The milking machine has a fundamental part to play in mastitis control. Not only is it a place for harbouring infection, but it is one area where significant damage can occur to the teat end, says consultant Ian Ohnstad, The Dairy Group.
Vacuum level and pulsation
Farmers must be checking the machine daily to make sure it is not going to cause teat damage, adds Mr Ohnstad. “Testing the vacuum level daily is vital and you should be able to hear the vacuum regulator opening and closing when the cluster is attached.”
When the vacuum isn’t at the correct level, which in a low-level plant should be about 40-44kPa and in a high-level plant 44-48kPa, the teat can be damaged, he says.
“An incorrect vacuum level can cause teat end hyperkeratosis- a thickening of the skin that lines the teat canal, which provides an opening for mastitis pathogens to enter. A change in teat condition such as discolouration is a good sign there could be a problem with vacuum pressure or pulsation.”
Pulsation failures can also increase new infections and when there is deterioration in pulsation this can result in slow milking and teat damage, adds Mr Ohnstad. “When milking is slow the cow may not be completely milked out and this is a mastitis risk.”
Severe vacuum fluctuations in the claw piece can also cause liner slippage, which is one of the greatest causes of new infections, he adds.
“Liner slippage not only causes teat end damage, but it can also move infective pathogens from an infected quarter to a non infected quarter.”
Liner slippage can occur when:
* vacuum pressure is wrong
* liners are old
* liners are positioned wrong
* clusters are positioned wrong on teats – should hang vertically with weight equal on all four teats
* air bleed caused by a blockage – this could cause the cluster to flood with milk, bathing the teats in milk and presenting risk of infection.
“When you are getting more than 5% of units slipping in a milking, then something is wrong,” warns Mr Ohnstad.
And making sure liners are changed every 2500 milking is vital, says Westpoint Vet Group’s Keith Baxter.
“The liner is the part of the milking machine that has contact with the teat and over time the rubber perishes and potentially becomes a reservoir for pathogens. Using liners for any longer is a false economy as you will reduce milking speed and increase mastitis risk.”
Milking machine tests
Apart from daily checks, milking machines should also undergo routine checks every year, says Mr Baxter.
1. A static test should be performed by a qualified technician every six months. This evaluates how the machine is behaving without any cows.
2. A dynamic test measures the vacuum and airflow rates while cows are being milked and ideally should be performed on an annual basis.
Pre- and post-milking preparation
And it’s not just the machine that can influence mastitis risk, preparation of the teat immediately before is also vital, says Mr Baxter who recommends the following three steps.

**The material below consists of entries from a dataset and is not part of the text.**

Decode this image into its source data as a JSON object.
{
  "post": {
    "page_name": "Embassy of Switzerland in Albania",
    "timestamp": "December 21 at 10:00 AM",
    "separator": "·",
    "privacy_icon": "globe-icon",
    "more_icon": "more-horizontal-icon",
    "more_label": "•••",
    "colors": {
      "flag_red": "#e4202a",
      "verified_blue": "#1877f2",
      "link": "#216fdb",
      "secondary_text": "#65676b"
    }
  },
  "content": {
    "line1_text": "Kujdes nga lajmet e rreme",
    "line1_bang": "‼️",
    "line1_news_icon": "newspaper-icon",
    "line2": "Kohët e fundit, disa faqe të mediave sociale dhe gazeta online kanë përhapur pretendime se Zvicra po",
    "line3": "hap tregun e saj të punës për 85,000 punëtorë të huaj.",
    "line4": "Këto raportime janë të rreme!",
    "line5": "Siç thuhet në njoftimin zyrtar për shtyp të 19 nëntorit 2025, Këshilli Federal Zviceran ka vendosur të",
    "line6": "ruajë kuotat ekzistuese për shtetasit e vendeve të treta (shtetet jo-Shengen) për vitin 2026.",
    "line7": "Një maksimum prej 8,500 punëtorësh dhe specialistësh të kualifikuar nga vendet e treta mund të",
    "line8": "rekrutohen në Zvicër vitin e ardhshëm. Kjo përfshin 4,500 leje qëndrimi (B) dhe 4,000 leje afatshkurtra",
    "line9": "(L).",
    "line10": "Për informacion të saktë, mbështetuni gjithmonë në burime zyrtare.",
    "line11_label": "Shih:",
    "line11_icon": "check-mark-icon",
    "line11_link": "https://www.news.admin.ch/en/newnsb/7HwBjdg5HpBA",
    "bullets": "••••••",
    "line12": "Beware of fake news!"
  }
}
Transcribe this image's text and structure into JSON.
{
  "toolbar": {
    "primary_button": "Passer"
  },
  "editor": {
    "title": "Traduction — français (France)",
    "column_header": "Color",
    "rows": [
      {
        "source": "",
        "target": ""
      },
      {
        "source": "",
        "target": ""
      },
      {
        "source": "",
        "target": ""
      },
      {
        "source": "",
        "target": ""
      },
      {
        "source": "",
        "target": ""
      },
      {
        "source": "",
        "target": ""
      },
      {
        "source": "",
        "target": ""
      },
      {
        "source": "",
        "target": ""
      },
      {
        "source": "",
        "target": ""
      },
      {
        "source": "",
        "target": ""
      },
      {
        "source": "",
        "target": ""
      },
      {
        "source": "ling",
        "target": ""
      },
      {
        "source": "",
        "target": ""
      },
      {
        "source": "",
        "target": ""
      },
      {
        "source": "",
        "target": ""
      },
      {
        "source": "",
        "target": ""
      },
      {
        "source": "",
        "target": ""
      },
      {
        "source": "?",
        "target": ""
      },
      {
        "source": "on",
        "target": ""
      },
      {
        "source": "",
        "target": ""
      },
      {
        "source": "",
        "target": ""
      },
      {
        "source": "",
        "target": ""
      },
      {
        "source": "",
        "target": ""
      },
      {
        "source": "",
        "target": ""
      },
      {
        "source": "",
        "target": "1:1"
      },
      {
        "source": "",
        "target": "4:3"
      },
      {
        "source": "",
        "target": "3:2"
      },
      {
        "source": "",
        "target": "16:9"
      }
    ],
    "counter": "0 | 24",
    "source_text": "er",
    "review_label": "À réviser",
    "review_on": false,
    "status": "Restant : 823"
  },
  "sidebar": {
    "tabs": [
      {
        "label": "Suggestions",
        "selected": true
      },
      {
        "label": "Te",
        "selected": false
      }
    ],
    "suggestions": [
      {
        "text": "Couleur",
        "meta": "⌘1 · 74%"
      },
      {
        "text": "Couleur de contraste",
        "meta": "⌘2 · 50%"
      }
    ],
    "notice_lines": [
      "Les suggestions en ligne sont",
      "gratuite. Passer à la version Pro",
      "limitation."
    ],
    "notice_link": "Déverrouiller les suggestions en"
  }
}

1. Sanitise teat
2. Stimulate teat and leave 90 seconds prior to attaching cluster.
3. Attach cluster and watch immediately to make sure milk doesn’t stop flowing.
“Stimulating the teat is vital, because when a cow is inadequately stimulated there will be initial milk let down but it will then stop.
This is called bimodal milking and exposes the teat to the full plant vacuum which will damage teats,” says Mr Baxter.The same can occur when clusters are left on too long, as over-milking will also result in teat end damage.
Once the cluster has been removed the teat should be covered with disinfectant (either by dip or spray) within 30 seconds as the teat canal will still be open and vulnerable to infection.
When plants are not adequately clean it also presents a serious risk for infecting cows, says Mr Ohnstad who recommends the following cleaning procedure:
1. Make sure the correct amount of water is recirculating- 10-12 litres for every milk point and at a water temperature of more than 55C
2. Make sure the appropriate amount of chemicals are used.
3. Check automatic cleaning systems are cleaning properly.
4. Milk all clinical mastitis cows last. And when automatic flushing systems are not installed clusters used to milk mastitic cows should be disinfected manually, after each mastitic cow.